Peanut allergy guideline adherence remains low in US
Despite guidelines advocating earlier introduction of peanut in infants to avoid peanut allergy, adherence to these guidelines among children’s primary care providers (PCPs) remains suboptimal, according to a study from the US presented at ACAAI 2021.
“Our survey showed that while PCPs are discussing the idea of early peanut introduction with parents of infants, they aren’t recommending that most parents begin peanut by 11 months of age,” said study primary author Dr Christopher Warren from the Center for Food Allergy & Asthma Research (CFAAR), Northwestern University Feinberg School of Medicine, Chicago, Illinois, US.
The results were based on a survey developed by a team of paediatricians, paediatric allergists, and survey methodologists. The survey was distributed between 21 January, 2021 and February 15, 2021 to parents or caregivers of children aged 7–42 months. Information on demographics and allergy history of the child, caregiver, and family was also obtained. The final analysis was based on complete information from 3,062 households.
Eleven percent of the infants had eczema, 26 percent of whom were considered to have more severe eczema, as demonstrated by the presence of cream or ointment prescriptions.
Fifty-eight percent of surveyed parents or caregivers noted that peanut introduction had been discussed by the child’s PCP, with 69 percent of parents or caregivers of children with eczema reporting having had this discussion. [ACAAI 2021, abstract P104]
However, among parents or caregivers who had this discussion with their child’s PCP, only 40 percent were given the recommendation to introduce peanut by age 11 months. Forty-six percent of parents or caregivers of children with eczema reported receiving this recommendation.
Only 44.7 percent of parents or caregivers introduced peanut to their infants by 11 months. In addition, knowledge of the guidelines among parents or caregivers was low at 13 percent, lower than that of parents or caregivers of children with eczema (18 percent).
In 2017, The National Institute of Allergy and Infectious Disease (NIAID) released guidelines on the Primary Prevention of Peanut Allergy (PPA). The release of these guidelines “mark[ed] a shift towards earlier recommended introduction of peanut – particularly among eczematous infants,” said Warren and co-authors.
“We now know that the earlier peanut is introduced, as early as when a child begins solid foods, the better the chance that peanut allergy can be prevented,” noted Warren.
“Of those we surveyed, only 44 percent of the parents or caregivers reported introducing peanut by 11 months of age,” said study co-author Professor Ruchi Gupta, founding director of CFAAR. “[Furthermore,] only 13 percent of all those who responded were aware of the NIAID guidelines,” she said.
“Early peanut introduction should be discussed with parents or caregivers of all infants, including those at higher risk of developing peanut allergy,” she stressed.

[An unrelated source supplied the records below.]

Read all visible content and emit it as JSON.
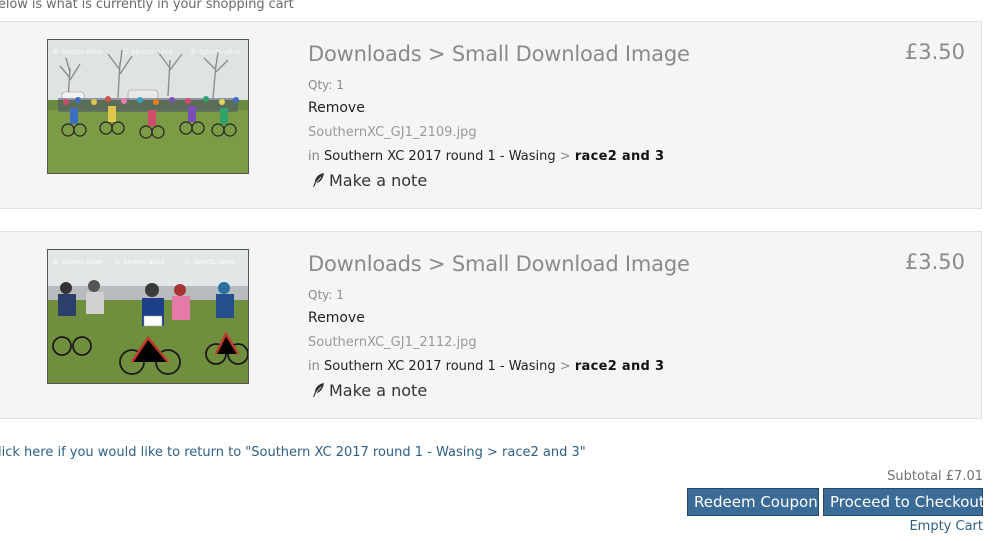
{
  "cart": {
    "intro": "elow is what is currently in your shopping cart",
    "items": [
      {
        "title": "Downloads > Small Download Image",
        "price": "£3.50",
        "qty": "Qty: 1",
        "remove_label": "Remove",
        "filename": "SouthernXC_GJ1_2109.jpg",
        "in_label": "in",
        "gallery": "Southern XC 2017 round 1 - Wasing",
        "separator": ">",
        "subgallery": "race2 and 3",
        "note_label": "Make a note",
        "icon": "feather-icon",
        "watermark": "© Sports-alive"
      },
      {
        "title": "Downloads > Small Download Image",
        "price": "£3.50",
        "qty": "Qty: 1",
        "remove_label": "Remove",
        "filename": "SouthernXC_GJ1_2112.jpg",
        "in_label": "in",
        "gallery": "Southern XC 2017 round 1 - Wasing",
        "separator": ">",
        "subgallery": "race2 and 3",
        "note_label": "Make a note",
        "icon": "feather-icon",
        "watermark": "© Sports-alive"
      }
    ],
    "return_link": "lick here if you would like to return to \"Southern XC 2017 round 1 - Wasing > race2 and 3\"",
    "subtotal": "Subtotal £7.01",
    "redeem_label": "Redeem Coupon",
    "checkout_label": "Proceed to Checkout",
    "empty_label": "Empty Cart"
  },
  "colors": {
    "button_bg": "#3b6b97",
    "link": "#2f5f85",
    "item_bg": "#f5f5f5"
  }
}
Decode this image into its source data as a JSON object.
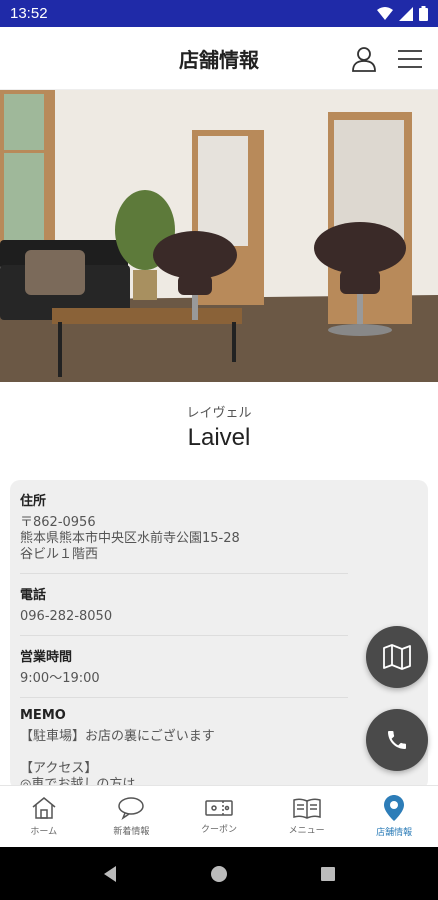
{
  "status": {
    "time": "13:52"
  },
  "header": {
    "title": "店舗情報"
  },
  "store": {
    "kana": "レイヴェル",
    "name": "Laivel"
  },
  "info": {
    "address_label": "住所",
    "address_lines": [
      "〒862-0956",
      "熊本県熊本市中央区水前寺公園15-28",
      "谷ビル１階西"
    ],
    "phone_label": "電話",
    "phone": "096-282-8050",
    "hours_label": "営業時間",
    "hours": "9:00〜19:00",
    "memo_label": "MEMO",
    "memo_lines": [
      "【駐車場】お店の裏にございます",
      "",
      "【アクセス】",
      "◎車でお越しの方は"
    ]
  },
  "nav": {
    "items": [
      {
        "label": "ホーム",
        "icon": "home-icon"
      },
      {
        "label": "新着情報",
        "icon": "chat-bubble-icon"
      },
      {
        "label": "クーポン",
        "icon": "coupon-icon"
      },
      {
        "label": "メニュー",
        "icon": "book-icon"
      },
      {
        "label": "店舗情報",
        "icon": "map-pin-icon"
      }
    ],
    "active_index": 4
  },
  "colors": {
    "status_bar": "#1f2aa8",
    "accent": "#2d7db8",
    "fab": "#4a4a4a"
  }
}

The presence of eczema in 11 percent of the infants was particularly important, given that eczema may be an early risk factor for potential food allergies, the authors noted. They also highlighted that most infants have a moderate or low risk of developing peanut allergies. While peanut-containing foods can be introduced at home, they reminded parents not to give infants whole peanuts due to the potential choking hazard.